1. It started off a lot like 2010, it ended up a lot like 2012, and there was an unhealthy dose of 2013 thrown into the mix. Anyone who thought that this was going to be a redux of 2014 was disabused of that notion about two minutes into the game. Here, let me explain:

2. In the 2010 contest between Ohio State and Wisconsin, the Badgers opened up a 21-0 lead early in the second quarter and never looked back en route to a 31-18 upset victory over the #1 Buckeyes. This year the early script was much the same, with the Badgers scoring a touchdown with 6:17 left in the first quarter to take a 10-0 lead over the #2 ranked Buckeyes. At that point, the Badgers had run 12 plays for 147 yards (12.25 average) and 10 points, while the listless Buckeyes had run 10 plays for 22 yards (2.2 average) and zero points.

3. The Buckeyes were on the verge of a 2010-style blowout, but the offense rebounded with a much-needed scoring drive (11 plays, 67 yards for a field goal), and the defense stiffened somewhat before the half, allowing 30 plays for 156 yards (a still unacceptable 5.2 average) and 6 points on a pair of short field goals (32 yards, 22 yards). The offense was able to add another field goal to make the score 16-6 at the half, which was quite a difference from the last time the two teams met: In the 2014 Big Ten Championship Game, Ohio State led 38-0 at halftime and eventually won the game by the score of 59-0, the largest margin of victory in the series (tied with 1979, also a 59-0 rout by Ohio State).

4. In the third quarter, the Buckeye defense held Wisconsin to 11 plays for 11 yards, an interception, and no points. Meanwhile, the offense got into gear, scoring touchdowns late in the third quarter and early in the fourth quarter to build a 20-16 lead.
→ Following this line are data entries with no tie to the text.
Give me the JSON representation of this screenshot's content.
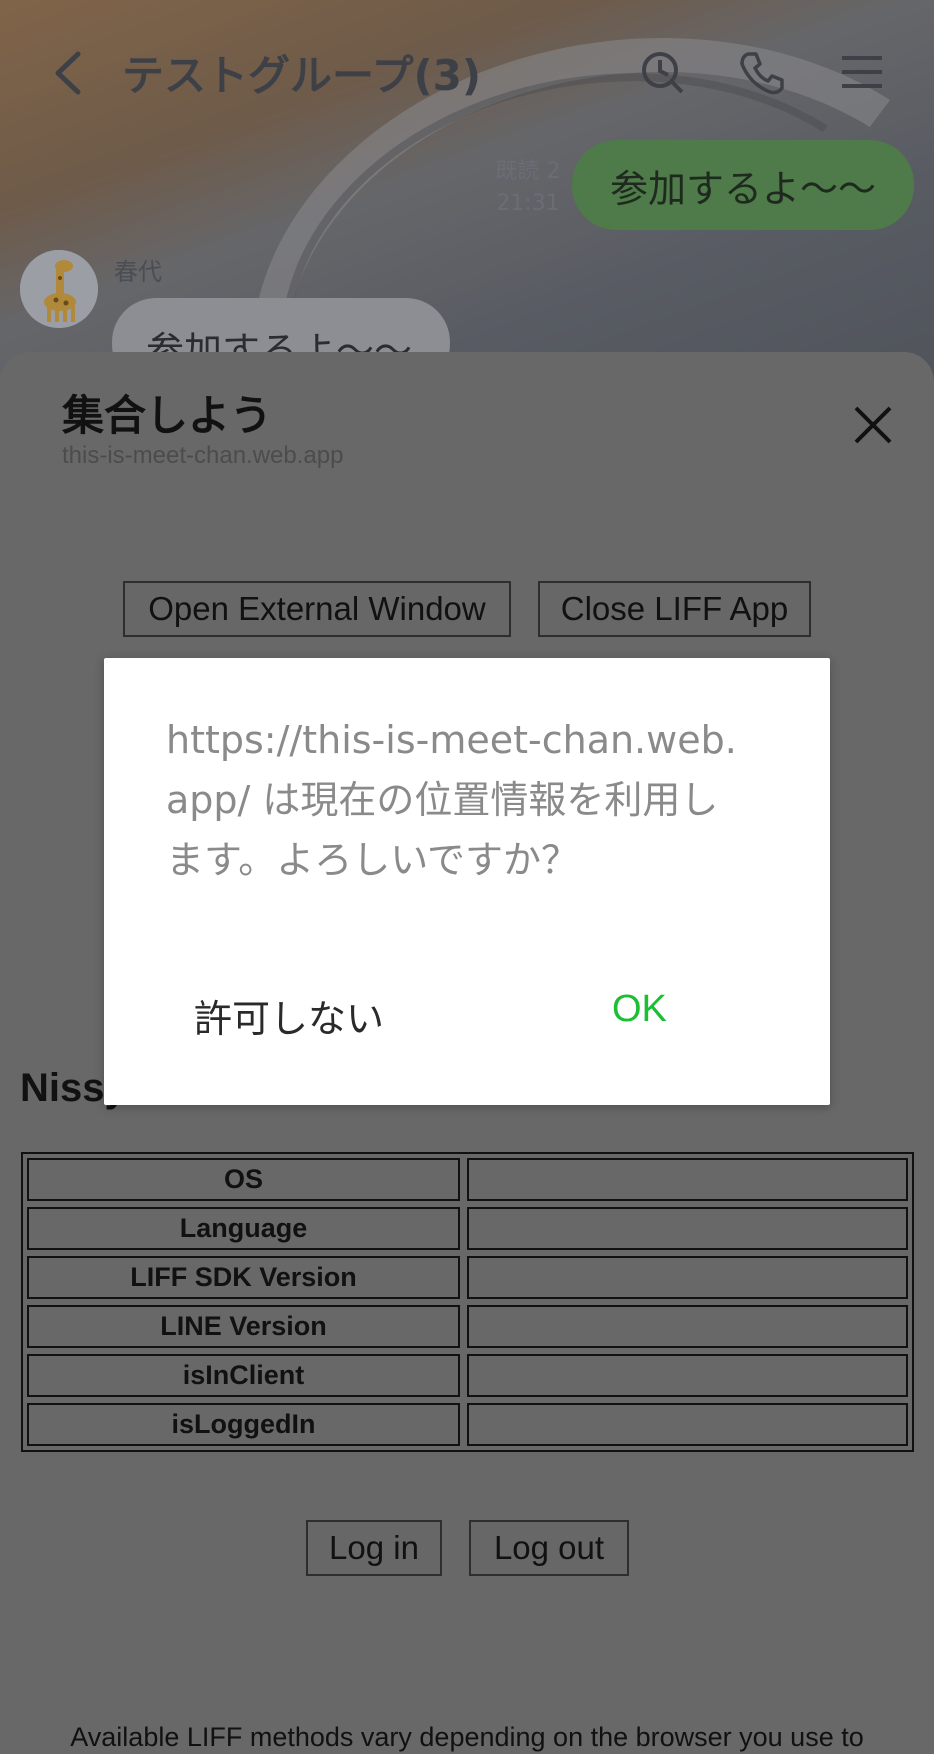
{
  "chat": {
    "title": "テストグループ(3)",
    "read_label": "既読 2",
    "sent_time": "21:31",
    "outgoing_message": "参加するよ〜〜",
    "sender_name": "春代",
    "incoming_message": "参加するよ〜〜"
  },
  "liff": {
    "title": "集合しよう",
    "url": "this-is-meet-chan.web.app",
    "open_external_label": "Open External Window",
    "close_liff_label": "Close LIFF App",
    "section_heading": "Nissy",
    "table_rows": [
      {
        "key": "OS",
        "value": ""
      },
      {
        "key": "Language",
        "value": ""
      },
      {
        "key": "LIFF SDK Version",
        "value": ""
      },
      {
        "key": "LINE Version",
        "value": ""
      },
      {
        "key": "isInClient",
        "value": ""
      },
      {
        "key": "isLoggedIn",
        "value": ""
      }
    ],
    "login_label": "Log in",
    "logout_label": "Log out",
    "footer_text": "Available LIFF methods vary depending on the browser you use to"
  },
  "dialog": {
    "message": "https://this-is-meet-chan.web.app/ は現在の位置情報を利用します。よろしいですか？",
    "deny_label": "許可しない",
    "ok_label": "OK",
    "ok_color": "#1cbf34"
  }
}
Then the defense fell asleep once again, allowing an 11-play, 81-yard drive that was highlighted by a 36-yard pass completion on third-and-9 from Wisconsin's own 20-yard line.

5. The Buckeye offense responded...